"Better Shelter," the next-generation refugee dwelling from the Ikea Foundation, the United Nations High Commissioner for Refugees (UNHCR) and a group of Swedish designers, has come a long way. Since its inception in 2013, prototypes of the portable flatpack structure have been tested by 40 refugee families in Iraq and Ethiopia. Last year, it won an honor at the Swedish Design Awards and was called "one of the most important design developments of the past decade." And as of yesterday, after it made its debut at a humanitarian aid conference in Dubai, the "Better Shelter" is officially available for purchase for the first time. The UNCHR has already ordered 10,000 of them, which means the shed-like dwellings will go into production right away, with a goal of housing families in need as early as this summer.
Each 188-square-foot structure accommodates five people and can be assembled by four people in approximately four to eight hours without additional equipment. With its lightweight polymer panels and thermal insulation, Better Shelter is supposed to be safer and more durable than the canvas or plastic tents traditionally used by refugees. The shelter also comes with a solar panel, which can illuminate the interior lamp. In an email, a rep from BetterShelter.org (the social enterprise that will be managing the product's development and production) writes that each Better Shelter currently costs $1,150 including the PV/lamp system, but that price is expected to drop below $1,000 in the next two years as order volumes increase.
· Ikea's flat-pack refugee shelters
go into production [Dezeen]
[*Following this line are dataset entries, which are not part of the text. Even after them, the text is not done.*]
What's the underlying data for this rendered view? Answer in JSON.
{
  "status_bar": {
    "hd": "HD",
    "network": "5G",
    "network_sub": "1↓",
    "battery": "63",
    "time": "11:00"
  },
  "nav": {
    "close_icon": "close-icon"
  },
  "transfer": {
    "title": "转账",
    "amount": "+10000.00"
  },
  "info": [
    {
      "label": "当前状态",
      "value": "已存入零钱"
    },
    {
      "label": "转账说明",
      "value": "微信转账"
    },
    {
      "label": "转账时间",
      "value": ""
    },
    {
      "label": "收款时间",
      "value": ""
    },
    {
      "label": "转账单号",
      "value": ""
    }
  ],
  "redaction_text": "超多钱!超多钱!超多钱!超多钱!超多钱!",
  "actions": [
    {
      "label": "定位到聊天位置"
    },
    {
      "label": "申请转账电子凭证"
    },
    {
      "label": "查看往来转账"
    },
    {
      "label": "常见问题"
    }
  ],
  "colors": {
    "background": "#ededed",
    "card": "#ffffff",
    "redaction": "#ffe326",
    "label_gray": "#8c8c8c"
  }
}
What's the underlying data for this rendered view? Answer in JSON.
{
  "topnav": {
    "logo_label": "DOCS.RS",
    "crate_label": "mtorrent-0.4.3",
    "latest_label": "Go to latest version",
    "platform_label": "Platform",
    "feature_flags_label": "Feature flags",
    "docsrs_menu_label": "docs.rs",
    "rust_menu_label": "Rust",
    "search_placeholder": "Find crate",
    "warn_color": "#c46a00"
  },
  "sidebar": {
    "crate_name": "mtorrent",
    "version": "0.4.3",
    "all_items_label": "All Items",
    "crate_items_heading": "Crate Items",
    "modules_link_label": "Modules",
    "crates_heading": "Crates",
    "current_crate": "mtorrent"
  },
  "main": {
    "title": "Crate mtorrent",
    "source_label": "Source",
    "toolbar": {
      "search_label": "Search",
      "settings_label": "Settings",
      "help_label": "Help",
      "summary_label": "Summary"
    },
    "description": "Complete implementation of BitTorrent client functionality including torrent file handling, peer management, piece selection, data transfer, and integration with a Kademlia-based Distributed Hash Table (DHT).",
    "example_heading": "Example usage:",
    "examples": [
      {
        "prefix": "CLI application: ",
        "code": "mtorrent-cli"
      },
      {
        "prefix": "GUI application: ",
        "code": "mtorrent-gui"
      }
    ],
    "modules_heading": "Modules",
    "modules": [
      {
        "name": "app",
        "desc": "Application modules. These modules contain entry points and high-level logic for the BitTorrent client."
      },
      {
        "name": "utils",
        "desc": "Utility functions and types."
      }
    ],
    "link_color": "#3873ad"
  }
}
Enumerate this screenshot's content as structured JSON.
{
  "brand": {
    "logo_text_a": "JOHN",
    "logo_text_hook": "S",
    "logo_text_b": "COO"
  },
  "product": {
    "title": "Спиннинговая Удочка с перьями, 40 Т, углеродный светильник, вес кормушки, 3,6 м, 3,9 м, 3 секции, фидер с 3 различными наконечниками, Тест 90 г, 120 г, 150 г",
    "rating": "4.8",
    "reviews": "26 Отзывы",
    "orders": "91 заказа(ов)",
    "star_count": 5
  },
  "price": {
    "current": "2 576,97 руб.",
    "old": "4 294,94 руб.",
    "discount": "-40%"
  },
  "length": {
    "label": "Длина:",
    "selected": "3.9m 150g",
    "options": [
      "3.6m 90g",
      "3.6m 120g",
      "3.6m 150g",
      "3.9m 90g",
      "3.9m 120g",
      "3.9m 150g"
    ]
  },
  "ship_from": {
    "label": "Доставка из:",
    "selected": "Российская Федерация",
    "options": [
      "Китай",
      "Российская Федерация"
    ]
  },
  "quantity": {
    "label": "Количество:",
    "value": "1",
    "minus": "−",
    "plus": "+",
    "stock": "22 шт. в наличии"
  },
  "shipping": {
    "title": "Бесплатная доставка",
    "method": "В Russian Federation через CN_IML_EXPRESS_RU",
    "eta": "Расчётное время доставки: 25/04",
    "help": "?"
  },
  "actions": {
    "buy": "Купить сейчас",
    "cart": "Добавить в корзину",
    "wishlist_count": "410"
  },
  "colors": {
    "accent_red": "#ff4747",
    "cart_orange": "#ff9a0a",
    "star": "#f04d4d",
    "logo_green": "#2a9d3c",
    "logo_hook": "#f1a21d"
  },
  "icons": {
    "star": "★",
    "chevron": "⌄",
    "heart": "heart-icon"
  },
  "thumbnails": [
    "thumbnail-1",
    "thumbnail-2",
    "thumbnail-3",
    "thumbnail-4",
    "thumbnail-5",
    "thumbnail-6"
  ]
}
· Ikea Refugee Shelter Deemed One of Decade's Best Designs [Curbed National]
· Ikea Applies Low-Cost, Flat-Pack Expertise to Refugee Housing [Curbed National]